__TASK INSTRUCTIONS__.
Whenever the word "Přebývající" shows up in a line of the data, copy that line.

__EXERCISE DATA__.
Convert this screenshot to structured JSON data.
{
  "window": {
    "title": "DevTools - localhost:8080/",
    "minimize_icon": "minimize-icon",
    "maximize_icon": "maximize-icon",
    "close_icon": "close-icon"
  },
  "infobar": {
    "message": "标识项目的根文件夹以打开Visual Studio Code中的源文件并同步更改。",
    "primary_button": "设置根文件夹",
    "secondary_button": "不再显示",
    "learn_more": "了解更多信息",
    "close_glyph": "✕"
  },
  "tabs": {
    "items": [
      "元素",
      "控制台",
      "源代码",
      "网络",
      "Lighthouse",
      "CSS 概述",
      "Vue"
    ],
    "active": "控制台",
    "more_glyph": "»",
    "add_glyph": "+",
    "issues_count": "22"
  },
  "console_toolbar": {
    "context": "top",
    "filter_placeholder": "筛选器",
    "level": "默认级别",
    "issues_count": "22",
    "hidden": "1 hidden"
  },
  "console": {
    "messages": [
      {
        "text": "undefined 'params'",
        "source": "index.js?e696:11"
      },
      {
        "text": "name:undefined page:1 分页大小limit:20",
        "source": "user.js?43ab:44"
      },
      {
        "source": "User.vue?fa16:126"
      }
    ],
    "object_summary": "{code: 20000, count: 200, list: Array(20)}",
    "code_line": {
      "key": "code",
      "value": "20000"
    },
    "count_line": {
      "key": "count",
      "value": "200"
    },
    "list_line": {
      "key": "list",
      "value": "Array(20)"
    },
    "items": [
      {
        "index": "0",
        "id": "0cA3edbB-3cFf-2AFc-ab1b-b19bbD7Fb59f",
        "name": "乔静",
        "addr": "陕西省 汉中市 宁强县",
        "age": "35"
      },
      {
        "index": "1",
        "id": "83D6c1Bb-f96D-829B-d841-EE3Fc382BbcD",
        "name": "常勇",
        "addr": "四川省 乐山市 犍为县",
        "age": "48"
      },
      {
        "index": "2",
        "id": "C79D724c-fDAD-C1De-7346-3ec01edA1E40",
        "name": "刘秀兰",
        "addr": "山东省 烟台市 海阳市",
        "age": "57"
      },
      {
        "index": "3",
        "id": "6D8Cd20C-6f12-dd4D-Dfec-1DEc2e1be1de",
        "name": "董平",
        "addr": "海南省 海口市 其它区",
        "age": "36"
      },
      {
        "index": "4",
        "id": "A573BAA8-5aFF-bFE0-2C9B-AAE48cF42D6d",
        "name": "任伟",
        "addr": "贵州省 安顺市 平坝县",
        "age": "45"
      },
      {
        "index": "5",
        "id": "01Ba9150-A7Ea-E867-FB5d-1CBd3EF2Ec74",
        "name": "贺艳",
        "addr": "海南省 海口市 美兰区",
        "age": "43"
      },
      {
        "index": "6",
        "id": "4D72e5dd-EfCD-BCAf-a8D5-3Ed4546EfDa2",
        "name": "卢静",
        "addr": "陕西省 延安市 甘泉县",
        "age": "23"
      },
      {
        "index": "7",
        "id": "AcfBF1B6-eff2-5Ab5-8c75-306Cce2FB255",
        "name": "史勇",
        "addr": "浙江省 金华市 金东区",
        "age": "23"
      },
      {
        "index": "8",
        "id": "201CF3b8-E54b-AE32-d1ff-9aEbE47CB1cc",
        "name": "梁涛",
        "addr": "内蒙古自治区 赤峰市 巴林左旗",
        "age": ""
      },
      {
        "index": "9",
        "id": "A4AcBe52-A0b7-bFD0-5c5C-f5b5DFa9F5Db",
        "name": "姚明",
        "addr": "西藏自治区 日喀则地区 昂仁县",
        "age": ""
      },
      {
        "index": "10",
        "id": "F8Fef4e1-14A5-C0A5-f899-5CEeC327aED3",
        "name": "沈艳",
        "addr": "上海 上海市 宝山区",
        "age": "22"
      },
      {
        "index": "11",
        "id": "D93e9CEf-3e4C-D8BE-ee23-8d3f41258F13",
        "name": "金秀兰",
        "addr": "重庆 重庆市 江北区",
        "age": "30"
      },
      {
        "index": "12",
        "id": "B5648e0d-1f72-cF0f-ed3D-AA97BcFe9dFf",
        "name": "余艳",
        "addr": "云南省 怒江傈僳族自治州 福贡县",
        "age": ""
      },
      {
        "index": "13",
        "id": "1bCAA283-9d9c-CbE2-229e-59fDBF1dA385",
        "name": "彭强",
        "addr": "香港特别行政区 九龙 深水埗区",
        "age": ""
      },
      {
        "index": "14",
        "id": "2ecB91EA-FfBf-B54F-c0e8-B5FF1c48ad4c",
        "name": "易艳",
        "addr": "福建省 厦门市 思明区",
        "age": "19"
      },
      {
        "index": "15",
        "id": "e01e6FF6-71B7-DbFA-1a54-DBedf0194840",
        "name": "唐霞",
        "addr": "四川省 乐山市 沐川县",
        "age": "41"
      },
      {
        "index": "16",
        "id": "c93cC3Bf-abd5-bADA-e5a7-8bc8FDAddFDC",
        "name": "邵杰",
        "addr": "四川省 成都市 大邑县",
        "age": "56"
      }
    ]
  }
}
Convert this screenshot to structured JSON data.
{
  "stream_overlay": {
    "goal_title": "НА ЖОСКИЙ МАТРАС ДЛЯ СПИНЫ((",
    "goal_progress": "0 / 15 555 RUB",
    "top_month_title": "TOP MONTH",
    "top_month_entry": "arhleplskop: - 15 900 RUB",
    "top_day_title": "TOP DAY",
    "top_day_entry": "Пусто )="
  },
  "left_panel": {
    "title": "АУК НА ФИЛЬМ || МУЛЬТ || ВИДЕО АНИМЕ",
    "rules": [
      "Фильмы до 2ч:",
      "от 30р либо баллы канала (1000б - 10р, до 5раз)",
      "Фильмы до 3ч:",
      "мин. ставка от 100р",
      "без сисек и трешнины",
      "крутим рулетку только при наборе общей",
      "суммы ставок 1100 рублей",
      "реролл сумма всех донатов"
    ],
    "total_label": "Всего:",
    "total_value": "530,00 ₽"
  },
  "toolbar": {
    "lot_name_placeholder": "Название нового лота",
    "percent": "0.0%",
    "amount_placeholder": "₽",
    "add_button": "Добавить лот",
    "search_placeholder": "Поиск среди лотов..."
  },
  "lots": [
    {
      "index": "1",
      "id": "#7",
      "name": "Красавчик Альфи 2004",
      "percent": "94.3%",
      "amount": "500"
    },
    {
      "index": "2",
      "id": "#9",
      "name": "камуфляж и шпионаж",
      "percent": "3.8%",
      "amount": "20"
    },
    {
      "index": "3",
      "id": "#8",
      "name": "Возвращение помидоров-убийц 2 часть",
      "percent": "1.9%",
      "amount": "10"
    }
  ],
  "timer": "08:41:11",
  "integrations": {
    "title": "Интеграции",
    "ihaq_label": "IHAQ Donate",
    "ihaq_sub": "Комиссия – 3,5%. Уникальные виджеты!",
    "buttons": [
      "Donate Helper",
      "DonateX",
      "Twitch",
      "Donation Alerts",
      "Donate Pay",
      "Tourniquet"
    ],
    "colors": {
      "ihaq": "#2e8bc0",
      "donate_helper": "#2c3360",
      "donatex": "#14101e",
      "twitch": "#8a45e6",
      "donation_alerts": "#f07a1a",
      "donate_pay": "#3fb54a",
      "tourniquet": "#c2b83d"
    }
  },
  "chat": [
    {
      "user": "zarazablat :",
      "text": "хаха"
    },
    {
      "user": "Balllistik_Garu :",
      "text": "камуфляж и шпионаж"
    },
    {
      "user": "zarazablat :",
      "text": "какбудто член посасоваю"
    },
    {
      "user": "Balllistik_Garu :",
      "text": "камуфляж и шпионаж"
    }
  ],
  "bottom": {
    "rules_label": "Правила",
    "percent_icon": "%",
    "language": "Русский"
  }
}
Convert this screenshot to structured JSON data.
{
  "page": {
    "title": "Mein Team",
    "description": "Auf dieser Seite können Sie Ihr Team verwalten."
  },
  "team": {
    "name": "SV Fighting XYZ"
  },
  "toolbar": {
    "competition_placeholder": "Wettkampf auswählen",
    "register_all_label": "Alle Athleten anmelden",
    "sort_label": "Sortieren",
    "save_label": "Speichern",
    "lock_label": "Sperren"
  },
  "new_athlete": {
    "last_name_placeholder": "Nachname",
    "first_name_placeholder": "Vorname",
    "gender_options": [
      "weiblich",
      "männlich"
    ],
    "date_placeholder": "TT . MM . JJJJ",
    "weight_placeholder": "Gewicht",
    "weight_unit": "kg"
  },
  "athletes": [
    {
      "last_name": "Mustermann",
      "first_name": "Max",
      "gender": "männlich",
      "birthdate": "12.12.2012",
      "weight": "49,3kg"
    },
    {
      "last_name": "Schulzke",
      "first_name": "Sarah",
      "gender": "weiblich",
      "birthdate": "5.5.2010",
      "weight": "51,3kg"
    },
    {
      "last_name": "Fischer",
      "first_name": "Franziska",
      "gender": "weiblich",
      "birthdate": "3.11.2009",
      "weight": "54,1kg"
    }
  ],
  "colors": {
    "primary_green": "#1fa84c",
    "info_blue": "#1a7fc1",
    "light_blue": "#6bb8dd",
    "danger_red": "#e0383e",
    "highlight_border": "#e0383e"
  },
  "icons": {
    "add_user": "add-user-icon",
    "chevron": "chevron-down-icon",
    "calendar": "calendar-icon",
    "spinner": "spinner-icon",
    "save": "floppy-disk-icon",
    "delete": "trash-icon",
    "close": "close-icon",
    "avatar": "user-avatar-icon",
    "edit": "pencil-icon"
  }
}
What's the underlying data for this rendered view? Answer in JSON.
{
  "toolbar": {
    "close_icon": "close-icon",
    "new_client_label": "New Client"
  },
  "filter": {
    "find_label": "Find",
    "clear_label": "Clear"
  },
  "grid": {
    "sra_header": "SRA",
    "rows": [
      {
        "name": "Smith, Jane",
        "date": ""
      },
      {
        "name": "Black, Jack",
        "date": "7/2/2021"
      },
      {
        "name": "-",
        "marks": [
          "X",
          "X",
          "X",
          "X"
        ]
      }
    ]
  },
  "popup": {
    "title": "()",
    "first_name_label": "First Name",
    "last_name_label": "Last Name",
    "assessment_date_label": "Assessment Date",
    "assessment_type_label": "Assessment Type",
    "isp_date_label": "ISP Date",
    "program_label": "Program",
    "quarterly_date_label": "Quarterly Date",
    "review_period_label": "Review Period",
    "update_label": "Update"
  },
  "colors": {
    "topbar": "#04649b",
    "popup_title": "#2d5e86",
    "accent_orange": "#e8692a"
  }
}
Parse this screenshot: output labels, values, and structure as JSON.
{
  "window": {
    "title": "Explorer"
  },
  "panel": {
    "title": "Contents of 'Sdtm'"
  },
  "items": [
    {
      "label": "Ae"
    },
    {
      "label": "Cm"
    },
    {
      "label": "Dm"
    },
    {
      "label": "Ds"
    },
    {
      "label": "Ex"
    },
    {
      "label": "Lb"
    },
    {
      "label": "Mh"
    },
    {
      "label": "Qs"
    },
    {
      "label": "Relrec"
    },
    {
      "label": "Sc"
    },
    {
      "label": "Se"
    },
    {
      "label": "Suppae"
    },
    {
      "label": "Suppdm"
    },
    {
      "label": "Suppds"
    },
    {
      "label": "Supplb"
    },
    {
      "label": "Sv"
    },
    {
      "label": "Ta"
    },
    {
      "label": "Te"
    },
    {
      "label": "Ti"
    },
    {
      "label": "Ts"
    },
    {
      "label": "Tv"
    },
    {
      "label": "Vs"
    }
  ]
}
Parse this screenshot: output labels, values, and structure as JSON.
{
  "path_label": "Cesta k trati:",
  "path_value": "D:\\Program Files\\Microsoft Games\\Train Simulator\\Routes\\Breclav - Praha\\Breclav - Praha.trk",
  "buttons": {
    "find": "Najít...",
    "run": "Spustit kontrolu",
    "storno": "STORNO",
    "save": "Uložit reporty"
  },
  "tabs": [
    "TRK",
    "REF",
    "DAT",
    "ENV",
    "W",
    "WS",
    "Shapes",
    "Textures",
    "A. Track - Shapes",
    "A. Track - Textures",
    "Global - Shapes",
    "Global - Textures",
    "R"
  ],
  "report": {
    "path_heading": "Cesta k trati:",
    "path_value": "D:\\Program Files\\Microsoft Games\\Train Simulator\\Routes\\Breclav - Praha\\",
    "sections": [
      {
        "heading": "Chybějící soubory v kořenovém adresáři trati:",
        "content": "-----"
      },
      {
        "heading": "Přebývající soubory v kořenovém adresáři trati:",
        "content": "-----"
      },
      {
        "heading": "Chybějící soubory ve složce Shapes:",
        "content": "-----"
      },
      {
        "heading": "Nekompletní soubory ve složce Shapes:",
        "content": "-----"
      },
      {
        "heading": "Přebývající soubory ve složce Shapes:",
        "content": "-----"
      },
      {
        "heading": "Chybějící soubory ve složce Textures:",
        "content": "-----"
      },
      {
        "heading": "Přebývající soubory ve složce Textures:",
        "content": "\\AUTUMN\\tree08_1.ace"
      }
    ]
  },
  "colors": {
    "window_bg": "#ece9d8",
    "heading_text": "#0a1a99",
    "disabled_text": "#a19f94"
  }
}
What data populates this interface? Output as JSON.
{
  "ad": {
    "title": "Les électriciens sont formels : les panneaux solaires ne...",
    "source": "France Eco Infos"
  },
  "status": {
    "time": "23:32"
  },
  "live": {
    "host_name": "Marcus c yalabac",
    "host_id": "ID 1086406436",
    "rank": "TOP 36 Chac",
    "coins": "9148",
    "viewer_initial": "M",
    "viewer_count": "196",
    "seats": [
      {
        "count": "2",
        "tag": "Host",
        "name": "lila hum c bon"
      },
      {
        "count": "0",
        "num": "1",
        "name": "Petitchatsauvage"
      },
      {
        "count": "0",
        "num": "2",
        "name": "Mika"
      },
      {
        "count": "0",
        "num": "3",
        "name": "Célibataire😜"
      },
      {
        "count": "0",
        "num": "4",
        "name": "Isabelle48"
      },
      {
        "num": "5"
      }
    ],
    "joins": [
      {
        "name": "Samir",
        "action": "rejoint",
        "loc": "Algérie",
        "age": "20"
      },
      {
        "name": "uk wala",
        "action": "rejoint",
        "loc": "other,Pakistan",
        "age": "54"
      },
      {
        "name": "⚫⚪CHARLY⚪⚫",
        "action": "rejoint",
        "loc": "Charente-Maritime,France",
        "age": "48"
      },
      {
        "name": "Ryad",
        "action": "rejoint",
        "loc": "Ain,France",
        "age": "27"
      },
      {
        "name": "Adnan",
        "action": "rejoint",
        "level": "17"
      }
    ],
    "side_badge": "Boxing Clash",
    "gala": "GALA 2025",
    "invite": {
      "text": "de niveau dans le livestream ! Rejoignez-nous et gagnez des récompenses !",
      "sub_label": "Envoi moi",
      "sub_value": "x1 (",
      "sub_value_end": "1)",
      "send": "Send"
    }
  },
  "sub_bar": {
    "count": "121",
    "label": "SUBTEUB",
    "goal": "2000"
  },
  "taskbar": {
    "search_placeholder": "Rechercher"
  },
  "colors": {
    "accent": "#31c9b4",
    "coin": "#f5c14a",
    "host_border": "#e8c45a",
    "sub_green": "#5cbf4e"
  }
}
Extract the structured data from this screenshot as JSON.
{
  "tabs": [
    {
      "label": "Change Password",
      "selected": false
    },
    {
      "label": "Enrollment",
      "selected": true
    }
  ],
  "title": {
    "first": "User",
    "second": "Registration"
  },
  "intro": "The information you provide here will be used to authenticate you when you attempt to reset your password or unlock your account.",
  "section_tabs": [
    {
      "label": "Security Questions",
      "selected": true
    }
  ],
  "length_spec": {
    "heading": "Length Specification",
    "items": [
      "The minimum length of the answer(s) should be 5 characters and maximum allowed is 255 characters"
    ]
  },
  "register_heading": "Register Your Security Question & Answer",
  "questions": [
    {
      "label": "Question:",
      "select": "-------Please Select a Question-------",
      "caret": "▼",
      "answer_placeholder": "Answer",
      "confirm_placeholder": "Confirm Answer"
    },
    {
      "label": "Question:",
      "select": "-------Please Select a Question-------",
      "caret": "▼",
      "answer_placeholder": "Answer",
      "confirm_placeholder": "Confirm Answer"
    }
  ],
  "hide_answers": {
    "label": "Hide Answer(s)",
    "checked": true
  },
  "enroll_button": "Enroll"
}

__YOUR SOLUTION__.
        "heading": "Přebývající soubory v kořenovém adresáři trati:",
        "heading": "Přebývající soubory ve složce Shapes:",
        "heading": "Přebývající soubory ve složce Textures:",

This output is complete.